Moving ahead with plans to offload nearly a dozen vacant school sites, the North Vancouver School District is putting four properties valued at more than $26 million on the auction block.
On July 6, the school district issued a request for proposals to buy or lease the former Monteray elementary, Ridgeway Annex, Keith Lynn and Plymouth elementary school sites in North Vancouver city and district.
With a combined 2011 BC Assessment value of $26,214,000, the schools are just four of 11 surplus properties valued at $137 million that the board is considering ridding itself of. In all, the 11 properties comprise 28.61 hectares of some of the last development-friendly land located in the heart of North Van’s residential neighbourhoods.
North Vancouver School District secretary-treasurer Irene Young told The Outlook that while the board hasn’t received any proposals on the properties just yet, they have received requests for the paperwork.
“People usually wait until the end,” Young said in a phone interview Tuesday. “The RFP is open until September 28 so we probably won’t actually see too many submissions much before that date.”

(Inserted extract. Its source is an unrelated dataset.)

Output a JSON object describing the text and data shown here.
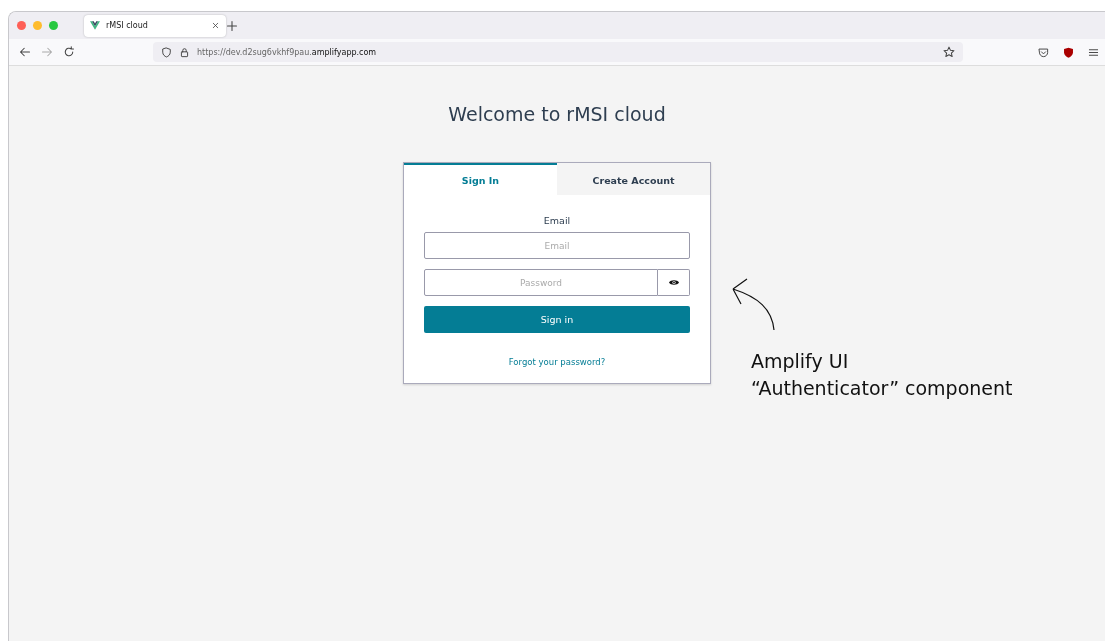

In the meantime, Young expects would-be buyers and renters will want to take the time to arrange tours of the building sites and do their own studies on the properties before making any offers.
Under the RFP rules, it’s possible all four properties could wind up being sold to the same developer, Young said. Though such a case is highly unlikely.
“They’re all such different properties,” said Young. “A medium- to large-size developer might be interested in a property like a Plymouth or a Keith Lynn because it is larger and they don’t necessarily deal with small properties like Monteray and Ridgeway Annex that might be more suitable for a much smaller developer.”
Both Plymouth and Monteray have found themselves at the auction block before. Vacated in 2010, Plymouth was given the RFP treatment soon after but garnered no interest from the development community.
A year later, Monteray was shopped around for expressions of interest in buying or leasing the property, getting two bites before the process fell by the wayside with the November 2011 election of a new school board.
But with renewed interest earlier this year, the school district decided to explore selling or leasing the 11 properties now deemed surplus to its needs.
That has caused some criticism among residents’ groups who have called the move short-sighted, saying once these publicly owned lands are gone, they’re gone forever.
The outcry was quelled somewhat by a series of public open-house forums hosted by the school district to discuss the best uses for the surplus properties. Responding to those resident concerns — as well as those of their council — the District of North Vancouver government approved a resolution on May 9 to draw up a bylaw prohibiting the school board from selling, leasing or otherwise using its school lands for any non-education related purpose, wherein those other uses could result in increased traffic or parking demands near the school sites.
However, after a closed-door meeting the following evening between the school board and both North Vancouver city and district councils, that district resolution may have been scrapped or put on hold, as nothing has since come back to council on it.
The Outlook could not confirm the status of that May 9 resolution with district hall before press time Wednesday, but both school board secretary-treasurer Young and board chair Franci Stratton said they were confident that with enough communication between the school district and district hall, the resolution wouldn’t throw a wrench into the RFP process when council returns to session and the RFP process closes in September.
“Nothing’s come to us at this point,” Stratton said in a phone interview on the land-sale resolution Tuesday. “Down the road, when we open up the process in the fall, after we’ve received the RFPs after September 28, then we just need to make sure we’re communicating and we’re on-line having those conversations.”
Once all the proposals are in, the school district will make public any proposals they are considering for approval, likely in October.